* _Records for the task_:
=== Begin Enclosure ===

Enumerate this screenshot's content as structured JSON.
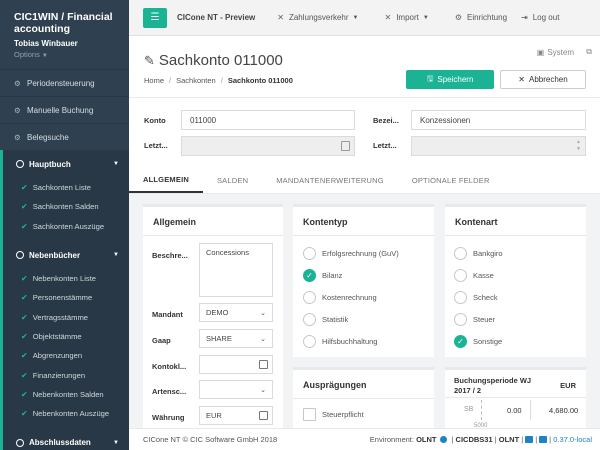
{
  "sidebar": {
    "brand": "CIC1WIN / Financial accounting",
    "user": "Tobias Winbauer",
    "options": "Options",
    "items": [
      {
        "label": "Periodensteuerung",
        "icon": "cogs-icon"
      },
      {
        "label": "Manuelle Buchung",
        "icon": "cogs-icon"
      },
      {
        "label": "Belegsuche",
        "icon": "cogs-icon"
      }
    ],
    "hauptbuch": {
      "label": "Hauptbuch",
      "subs": [
        "Sachkonten Liste",
        "Sachkonten Salden",
        "Sachkonten Auszüge"
      ]
    },
    "nebenbuecher": {
      "label": "Nebenbücher",
      "subs": [
        "Nebenkonten Liste",
        "Personenstämme",
        "Vertragsstämme",
        "Objektstämme",
        "Abgrenzungen",
        "Finanzierungen",
        "Nebenkonten Salden",
        "Nebenkonten Auszüge"
      ]
    },
    "abschlussdaten": "Abschlussdaten"
  },
  "topbar": {
    "app": "CICone NT - Preview",
    "nav1": "Zahlungsverkehr",
    "nav2": "Import",
    "nav3": "Einrichtung",
    "logout": "Log out"
  },
  "page": {
    "title": "Sachkonto 011000",
    "system": "System",
    "crumbs": [
      "Home",
      "Sachkonten",
      "Sachkonto 011000"
    ],
    "save": "Speichern",
    "cancel": "Abbrechen"
  },
  "form": {
    "konto_label": "Konto",
    "konto_value": "011000",
    "bez_label": "Bezei...",
    "bez_value": "Konzessionen",
    "letzt1_label": "Letzt...",
    "letzt2_label": "Letzt..."
  },
  "tabs": [
    "ALLGEMEIN",
    "SALDEN",
    "MANDANTENERWEITERUNG",
    "OPTIONALE FELDER"
  ],
  "allgemein": {
    "title": "Allgemein",
    "beschreibung_label": "Beschre...",
    "beschreibung_value": "Concessions",
    "mandant_label": "Mandant",
    "mandant_value": "DEMO",
    "gaap_label": "Gaap",
    "gaap_value": "SHARE",
    "kontokl_label": "Kontokl...",
    "artensc_label": "Artensc...",
    "waehrung_label": "Währung",
    "waehrung_value": "EUR"
  },
  "kontentyp": {
    "title": "Kontentyp",
    "options": [
      "Erfolgsrechnung (GuV)",
      "Bilanz",
      "Kostenrechnung",
      "Statistik",
      "Hilfsbuchhaltung"
    ],
    "selected": 1
  },
  "kontenart": {
    "title": "Kontenart",
    "options": [
      "Bankgiro",
      "Kasse",
      "Scheck",
      "Steuer",
      "Sonstige"
    ],
    "selected": 4
  },
  "auspraegungen": {
    "title": "Ausprägungen",
    "steuerpflicht": "Steuerpflicht"
  },
  "buchungsperiode": {
    "title": "Buchungsperiode WJ 2017 / 2",
    "currency": "EUR",
    "sb_label": "SB",
    "val1": "0.00",
    "val2": "4,680.00",
    "axis": "5000"
  },
  "footer": {
    "copyright": "CICone NT © CIC Software GmbH 2018",
    "env_label": "Environment:",
    "env": "OLNT",
    "db": "CICDBS31",
    "olnt2": "OLNT",
    "version": "0.37.0-local"
  }
}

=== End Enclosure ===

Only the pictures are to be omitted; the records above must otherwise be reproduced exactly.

Enumerate this screenshot's content as structured JSON.
{
  "sidebar": {
    "brand": "CIC1WIN / Financial accounting",
    "user": "Tobias Winbauer",
    "options": "Options",
    "items": [
      {
        "label": "Periodensteuerung",
        "icon": "cogs-icon"
      },
      {
        "label": "Manuelle Buchung",
        "icon": "cogs-icon"
      },
      {
        "label": "Belegsuche",
        "icon": "cogs-icon"
      }
    ],
    "hauptbuch": {
      "label": "Hauptbuch",
      "subs": [
        "Sachkonten Liste",
        "Sachkonten Salden",
        "Sachkonten Auszüge"
      ]
    },
    "nebenbuecher": {
      "label": "Nebenbücher",
      "subs": [
        "Nebenkonten Liste",
        "Personenstämme",
        "Vertragsstämme",
        "Objektstämme",
        "Abgrenzungen",
        "Finanzierungen",
        "Nebenkonten Salden",
        "Nebenkonten Auszüge"
      ]
    },
    "abschlussdaten": "Abschlussdaten"
  },
  "topbar": {
    "app": "CICone NT - Preview",
    "nav1": "Zahlungsverkehr",
    "nav2": "Import",
    "nav3": "Einrichtung",
    "logout": "Log out"
  },
  "page": {
    "title": "Sachkonto 011000",
    "system": "System",
    "crumbs": [
      "Home",
      "Sachkonten",
      "Sachkonto 011000"
    ],
    "save": "Speichern",
    "cancel": "Abbrechen"
  },
  "form": {
    "konto_label": "Konto",
    "konto_value": "011000",
    "bez_label": "Bezei...",
    "bez_value": "Konzessionen",
    "letzt1_label": "Letzt...",
    "letzt2_label": "Letzt..."
  },
  "tabs": [
    "ALLGEMEIN",
    "SALDEN",
    "MANDANTENERWEITERUNG",
    "OPTIONALE FELDER"
  ],
  "allgemein": {
    "title": "Allgemein",
    "beschreibung_label": "Beschre...",
    "beschreibung_value": "Concessions",
    "mandant_label": "Mandant",
    "mandant_value": "DEMO",
    "gaap_label": "Gaap",
    "gaap_value": "SHARE",
    "kontokl_label": "Kontokl...",
    "artensc_label": "Artensc...",
    "waehrung_label": "Währung",
    "waehrung_value": "EUR"
  },
  "kontentyp": {
    "title": "Kontentyp",
    "options": [
      "Erfolgsrechnung (GuV)",
      "Bilanz",
      "Kostenrechnung",
      "Statistik",
      "Hilfsbuchhaltung"
    ],
    "selected": 1
  },
  "kontenart": {
    "title": "Kontenart",
    "options": [
      "Bankgiro",
      "Kasse",
      "Scheck",
      "Steuer",
      "Sonstige"
    ],
    "selected": 4
  },
  "auspraegungen": {
    "title": "Ausprägungen",
    "steuerpflicht": "Steuerpflicht"
  },
  "buchungsperiode": {
    "title": "Buchungsperiode WJ 2017 / 2",
    "currency": "EUR",
    "sb_label": "SB",
    "val1": "0.00",
    "val2": "4,680.00",
    "axis": "5000"
  },
  "footer": {
    "copyright": "CICone NT © CIC Software GmbH 2018",
    "env_label": "Environment:",
    "env": "OLNT",
    "db": "CICDBS31",
    "olnt2": "OLNT",
    "version": "0.37.0-local"
  }
}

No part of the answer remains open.